*EXERCISE*.
In the entries below, find every line with the string "value" and copy it.

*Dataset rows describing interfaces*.

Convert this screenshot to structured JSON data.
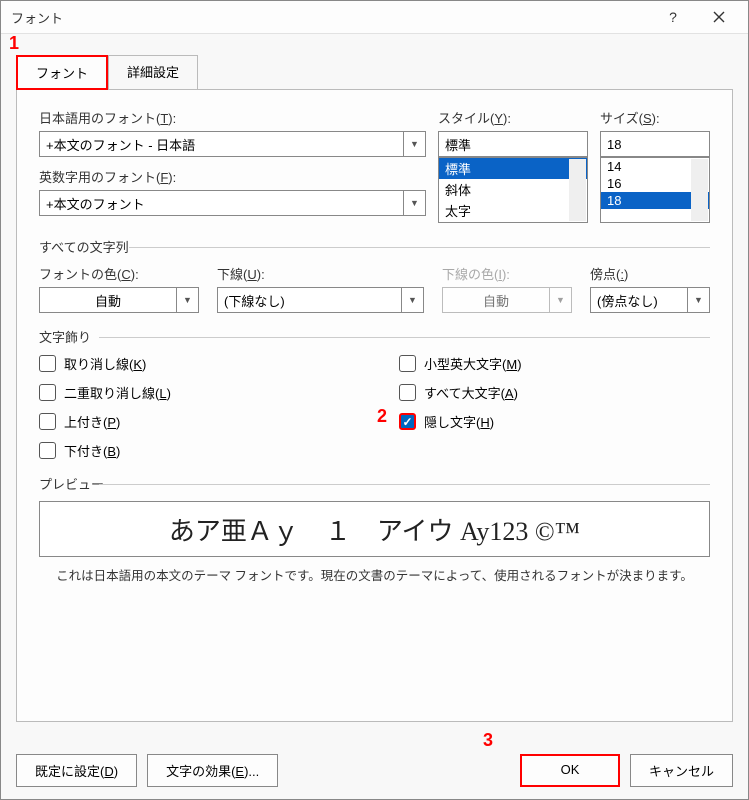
{
  "window": {
    "title": "フォント"
  },
  "tabs": {
    "font": "フォント",
    "advanced": "詳細設定"
  },
  "markers": {
    "m1": "1",
    "m2": "2",
    "m3": "3"
  },
  "jpfont": {
    "label_pre": "日本語用のフォント(",
    "label_u": "T",
    "label_post": "):",
    "value": "+本文のフォント - 日本語"
  },
  "enfont": {
    "label_pre": "英数字用のフォント(",
    "label_u": "F",
    "label_post": "):",
    "value": "+本文のフォント"
  },
  "style": {
    "label_pre": "スタイル(",
    "label_u": "Y",
    "label_post": "):",
    "value": "標準",
    "opts": [
      "標準",
      "斜体",
      "太字"
    ]
  },
  "size": {
    "label_pre": "サイズ(",
    "label_u": "S",
    "label_post": "):",
    "value": "18",
    "opts": [
      "14",
      "16",
      "18"
    ]
  },
  "allchars": {
    "label": "すべての文字列"
  },
  "fontcolor": {
    "label_pre": "フォントの色(",
    "label_u": "C",
    "label_post": "):",
    "value": "自動"
  },
  "underline": {
    "label_pre": "下線(",
    "label_u": "U",
    "label_post": "):",
    "value": "(下線なし)"
  },
  "ulcolor": {
    "label_pre": "下線の色(",
    "label_u": "I",
    "label_post": "):",
    "value": "自動"
  },
  "emphasis": {
    "label_pre": "傍点(",
    "label_u": ":",
    "label_post": ")",
    "value": "(傍点なし)"
  },
  "effects": {
    "label": "文字飾り",
    "strike_pre": "取り消し線(",
    "strike_u": "K",
    "strike_post": ")",
    "dstrike_pre": "二重取り消し線(",
    "dstrike_u": "L",
    "dstrike_post": ")",
    "super_pre": "上付き(",
    "super_u": "P",
    "super_post": ")",
    "sub_pre": "下付き(",
    "sub_u": "B",
    "sub_post": ")",
    "smallcaps_pre": "小型英大文字(",
    "smallcaps_u": "M",
    "smallcaps_post": ")",
    "allcaps_pre": "すべて大文字(",
    "allcaps_u": "A",
    "allcaps_post": ")",
    "hidden_pre": "隠し文字(",
    "hidden_u": "H",
    "hidden_post": ")"
  },
  "preview": {
    "label": "プレビュー",
    "text": "あア亜Ａｙ　１　アイウ Ay123 ©™",
    "desc": "これは日本語用の本文のテーマ フォントです。現在の文書のテーマによって、使用されるフォントが決まります。"
  },
  "buttons": {
    "default_pre": "既定に設定(",
    "default_u": "D",
    "default_post": ")",
    "texteffects_pre": "文字の効果(",
    "texteffects_u": "E",
    "texteffects_post": ")...",
    "ok": "OK",
    "cancel": "キャンセル"
  }
}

*OUTPUT OF THE EXERCISE*.
    "value": "+本文のフォント - 日本語"
    "value": "+本文のフォント"
    "value": "標準",
    "value": "18",
    "value": "自動"
    "value": "(下線なし)"
    "value": "自動"
    "value": "(傍点なし)"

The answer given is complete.